Farms, commercial establishments and public events are all the focus of a new push to increase plastic recycling in Wisconsin.
Recommendations from the Wisconsin Council on Recycling regarding how to boost the recycling rate come as the state tries to divert more of an estimated $64 million worth of plastics thrown away in that state each and every year.
The council is a citizens group that advises the governor, legislature and state agencies on solid waste reduction, recovery and recycling policy.
And, last year, the group started working with the state Department of Natural Resources to identify ways to divert those millions of dollars' worth of plastics from landfill disposal and toward raw material use.
“The approach has been to target actions that can be successfully implemented now, within existing budgets and policies, and that are supported by the private and public sectors,” said Rick Meyers, chairman of the recycling council, in a statement.
Here's the council's advice, starting with the need to work more closely with commercial establishments:
“Commercial establishments generate a large quantity of high-value film and rigid containers in their ‘back-of-store' operations but are unaware of the recycled value of these products and how to recycle these through an efficient cost-neutral process,” the council reports.
So the group suggests an assessment of the amount, type and distribution of rigid containers generated, landfilled and recycled by commercial businesses.
The council also is calling for improved bale quality to create a higher value stream of recycled plastics for manufacturers and processors.

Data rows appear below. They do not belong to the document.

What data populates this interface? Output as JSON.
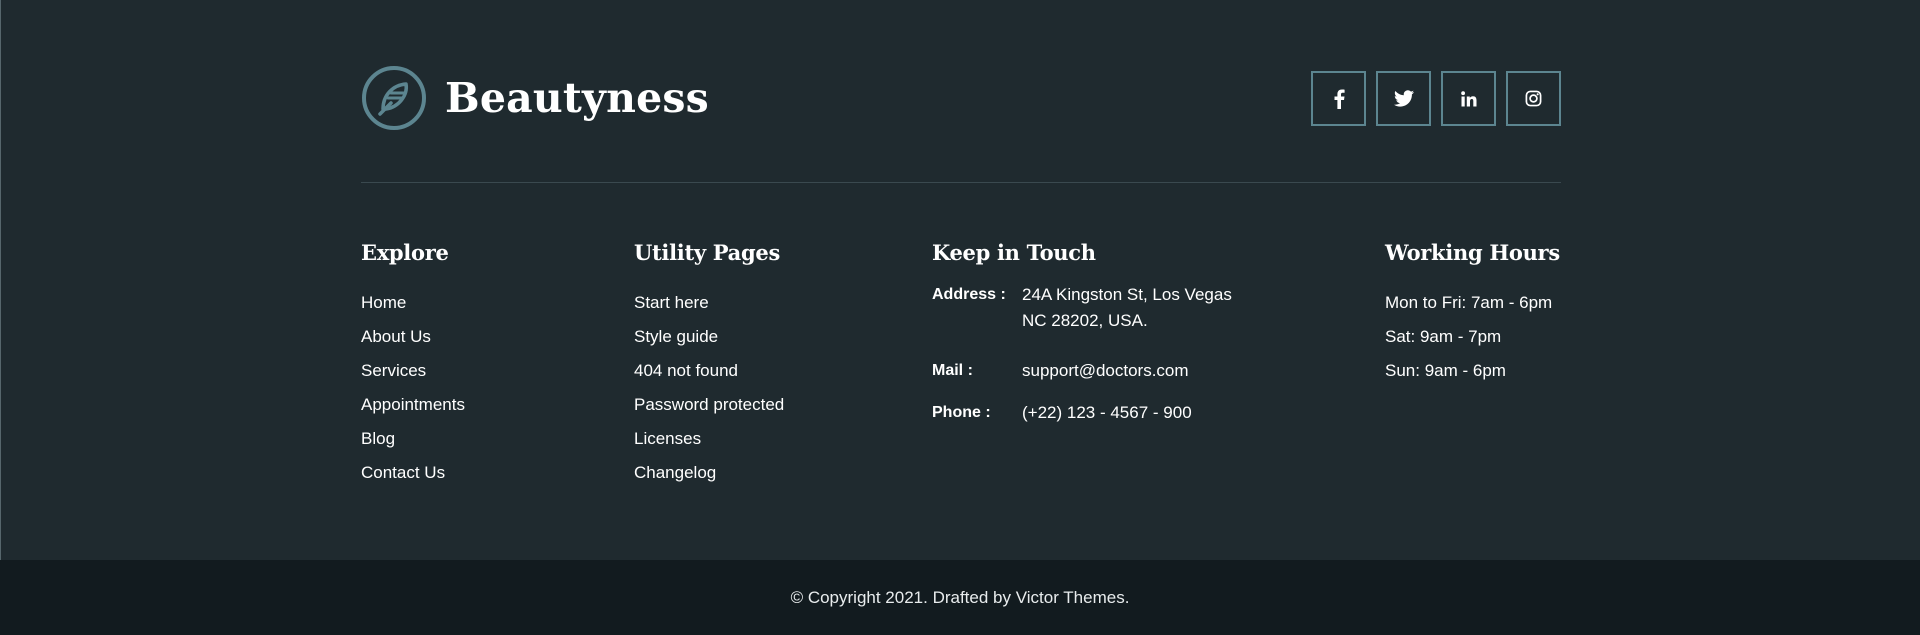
{
  "brand": {
    "name": "Beautyness",
    "logo_icon": "feather-leaf-icon",
    "logo_color": "#5c8590"
  },
  "social": [
    {
      "name": "facebook",
      "icon": "facebook-icon"
    },
    {
      "name": "twitter",
      "icon": "twitter-icon"
    },
    {
      "name": "linkedin",
      "icon": "linkedin-icon"
    },
    {
      "name": "instagram",
      "icon": "instagram-icon"
    }
  ],
  "explore": {
    "heading": "Explore",
    "links": [
      "Home",
      "About Us",
      "Services",
      "Appointments",
      "Blog",
      "Contact Us"
    ]
  },
  "utility": {
    "heading": "Utility Pages",
    "links": [
      "Start here",
      "Style guide",
      "404 not found",
      "Password protected",
      "Licenses",
      "Changelog"
    ]
  },
  "contact": {
    "heading": "Keep in Touch",
    "address_label": "Address :",
    "address_line1": "24A Kingston St, Los Vegas",
    "address_line2": "NC 28202, USA.",
    "mail_label": "Mail :",
    "mail_value": "support@doctors.com",
    "phone_label": "Phone :",
    "phone_value": "(+22) 123 - 4567 - 900"
  },
  "hours": {
    "heading": "Working Hours",
    "items": [
      "Mon to Fri: 7am - 6pm",
      "Sat: 9am - 7pm",
      "Sun: 9am - 6pm"
    ]
  },
  "footer": {
    "copyright": "© Copyright 2021. Drafted by Victor Themes."
  },
  "colors": {
    "background": "#1f2a2f",
    "bottom_bar": "#121b1f",
    "accent": "#5c8590"
  }
}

This can be accomplished through training, outreach and work with the Association of Postconsumer Plastic Recyclers trade group, the council said.
The group also seeks to explore the potential to create a Wisconsin Grocer Rigid Plastics project, based on APR's Grocer Initiative that strives to divert plastics generated by grocery stores.
Furthermore, the council recommends proving technical assistance on cost-effective processes to collect commercially generated plastic film. This push to collect that film also could include tips sheets and demonstration projects.
And, finally, the group recommends the exchange of information among plastic scrap generators and markets through an online directory to help boost recycling at commercial locations.
Another target of the council is the recovery of plastic bottles at public events.
“Recycling opportunities are limited at many public places, such as parks, special and sporting events, malls and institutions. A large component of this waste stream is single use plastic bottles in high demand by manufacturers and processors. Public events are an efficient and effective venue to reinforce Wisconsin's message to ‘recycle everywhere and all the time,'” the council reports.
Recommendations include working with the Wisconsin Interscholastic Athletic Association to provide recycling at “highly visible high school sporting events.”
The group also calls for “Increased access to recycling bins by establishing a distribution network for recycling barrels that can be provided from beverage bottlers through the Wisconsin Beverage Association.”
When it comes to agricultural film, the group identified the problem this way:
“Wisconsin farmers generate a large amount of plastic waste. Recycling collection options are limited and many farmers burn instead of landfilling plastic film, releasing toxic air emissions.
Past initiatives to develop a convenient collection process have been problematic, but recent events are encouraging,” the group states.
The council recommends reconvening an agricultural plastic film working group at regular intervals to plan activities. Anther recommendation involves creation of a recycling manual to help plan and implement successful agricultural film collection events.
An agricultural film webinar as well as on-site baler demonstrations already have been held.
Work also has begun on some diversion ideas, including a pilot project to increase plastic film recycling, including bags and product wrap, from customers, businesses, distributors and warehouses.
That pilot project, the council said, began in the Milwaukee area but now will expand throughout the state.
Current council members represent industry, business, non-profit organizations and local units of government, the group said.